- Required action: As the answer, give every line of the records that includes the word "time".

- The data:
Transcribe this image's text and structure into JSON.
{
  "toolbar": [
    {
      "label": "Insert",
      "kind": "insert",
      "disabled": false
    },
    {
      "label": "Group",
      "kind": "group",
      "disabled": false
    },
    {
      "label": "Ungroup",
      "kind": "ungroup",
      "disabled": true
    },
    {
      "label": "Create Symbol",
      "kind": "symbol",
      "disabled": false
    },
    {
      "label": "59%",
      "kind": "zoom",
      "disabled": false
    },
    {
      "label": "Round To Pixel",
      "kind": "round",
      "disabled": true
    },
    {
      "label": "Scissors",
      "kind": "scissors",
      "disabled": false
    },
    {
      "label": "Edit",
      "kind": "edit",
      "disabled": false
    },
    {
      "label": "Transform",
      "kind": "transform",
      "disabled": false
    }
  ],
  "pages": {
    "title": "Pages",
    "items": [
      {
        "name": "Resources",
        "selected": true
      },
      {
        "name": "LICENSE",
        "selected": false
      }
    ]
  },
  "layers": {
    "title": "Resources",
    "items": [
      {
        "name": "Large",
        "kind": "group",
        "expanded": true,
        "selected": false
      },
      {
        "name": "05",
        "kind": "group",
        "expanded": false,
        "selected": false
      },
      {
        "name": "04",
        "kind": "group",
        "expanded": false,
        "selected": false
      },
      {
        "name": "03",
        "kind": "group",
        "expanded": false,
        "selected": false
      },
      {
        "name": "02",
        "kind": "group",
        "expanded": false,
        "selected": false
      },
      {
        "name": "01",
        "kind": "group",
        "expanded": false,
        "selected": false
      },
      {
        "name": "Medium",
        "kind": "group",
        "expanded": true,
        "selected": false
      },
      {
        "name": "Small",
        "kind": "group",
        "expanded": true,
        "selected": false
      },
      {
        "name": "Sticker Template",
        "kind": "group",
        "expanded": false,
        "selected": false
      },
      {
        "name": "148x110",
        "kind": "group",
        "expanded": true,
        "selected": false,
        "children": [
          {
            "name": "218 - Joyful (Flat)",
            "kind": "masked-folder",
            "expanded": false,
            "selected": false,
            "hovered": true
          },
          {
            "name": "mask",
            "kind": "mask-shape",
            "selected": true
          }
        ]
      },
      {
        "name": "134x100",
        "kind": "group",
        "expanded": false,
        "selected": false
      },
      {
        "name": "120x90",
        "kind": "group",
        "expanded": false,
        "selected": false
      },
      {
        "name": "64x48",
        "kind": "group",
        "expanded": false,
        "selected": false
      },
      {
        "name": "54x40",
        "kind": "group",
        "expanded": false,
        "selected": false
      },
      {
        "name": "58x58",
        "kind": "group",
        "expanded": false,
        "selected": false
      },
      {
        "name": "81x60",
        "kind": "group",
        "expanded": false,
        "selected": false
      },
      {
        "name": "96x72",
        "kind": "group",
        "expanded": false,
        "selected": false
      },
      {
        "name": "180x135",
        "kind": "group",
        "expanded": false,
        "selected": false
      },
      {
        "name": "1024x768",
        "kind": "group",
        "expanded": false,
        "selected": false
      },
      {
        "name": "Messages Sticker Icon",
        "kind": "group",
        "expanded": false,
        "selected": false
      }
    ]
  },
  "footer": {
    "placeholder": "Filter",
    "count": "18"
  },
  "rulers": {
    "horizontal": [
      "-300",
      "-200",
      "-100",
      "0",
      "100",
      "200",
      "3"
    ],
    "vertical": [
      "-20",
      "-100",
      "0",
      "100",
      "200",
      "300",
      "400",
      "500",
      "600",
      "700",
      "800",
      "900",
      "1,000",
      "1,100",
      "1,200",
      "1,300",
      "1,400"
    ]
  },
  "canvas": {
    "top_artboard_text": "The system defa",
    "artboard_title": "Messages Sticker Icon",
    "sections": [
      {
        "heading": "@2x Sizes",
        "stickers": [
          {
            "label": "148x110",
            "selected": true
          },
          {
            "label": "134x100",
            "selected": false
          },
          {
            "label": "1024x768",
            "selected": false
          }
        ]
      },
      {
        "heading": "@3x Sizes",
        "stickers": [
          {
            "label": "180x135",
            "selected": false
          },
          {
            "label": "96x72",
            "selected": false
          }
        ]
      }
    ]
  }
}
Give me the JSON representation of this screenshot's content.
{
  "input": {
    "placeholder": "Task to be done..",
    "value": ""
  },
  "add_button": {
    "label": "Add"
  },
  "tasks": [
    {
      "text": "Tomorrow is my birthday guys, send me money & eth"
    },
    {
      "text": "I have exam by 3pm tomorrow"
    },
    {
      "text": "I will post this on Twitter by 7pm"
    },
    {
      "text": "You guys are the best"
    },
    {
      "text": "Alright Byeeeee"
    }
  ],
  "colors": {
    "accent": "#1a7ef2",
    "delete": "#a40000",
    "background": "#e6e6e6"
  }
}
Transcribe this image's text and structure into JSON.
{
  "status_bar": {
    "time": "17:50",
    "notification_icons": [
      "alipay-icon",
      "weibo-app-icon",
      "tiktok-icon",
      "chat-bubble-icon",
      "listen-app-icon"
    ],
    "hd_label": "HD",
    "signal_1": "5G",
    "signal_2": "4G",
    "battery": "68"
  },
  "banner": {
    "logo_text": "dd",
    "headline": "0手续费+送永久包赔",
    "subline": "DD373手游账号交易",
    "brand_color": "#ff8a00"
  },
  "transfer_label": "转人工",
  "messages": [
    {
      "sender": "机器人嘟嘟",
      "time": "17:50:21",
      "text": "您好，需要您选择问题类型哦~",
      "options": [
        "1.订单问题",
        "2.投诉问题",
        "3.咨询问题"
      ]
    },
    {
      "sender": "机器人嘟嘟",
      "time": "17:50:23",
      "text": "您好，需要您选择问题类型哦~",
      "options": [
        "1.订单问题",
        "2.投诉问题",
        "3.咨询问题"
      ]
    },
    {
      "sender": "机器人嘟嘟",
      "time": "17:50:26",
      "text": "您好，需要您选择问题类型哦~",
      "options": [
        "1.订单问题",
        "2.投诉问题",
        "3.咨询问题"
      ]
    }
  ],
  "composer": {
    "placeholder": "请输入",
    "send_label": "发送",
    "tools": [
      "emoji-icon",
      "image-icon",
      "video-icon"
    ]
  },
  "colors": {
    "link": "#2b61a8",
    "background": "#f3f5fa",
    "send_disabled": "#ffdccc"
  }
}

- Solution for this task:
    "time": "17:50",
      "time": "17:50:21",
      "time": "17:50:23",
      "time": "17:50:26",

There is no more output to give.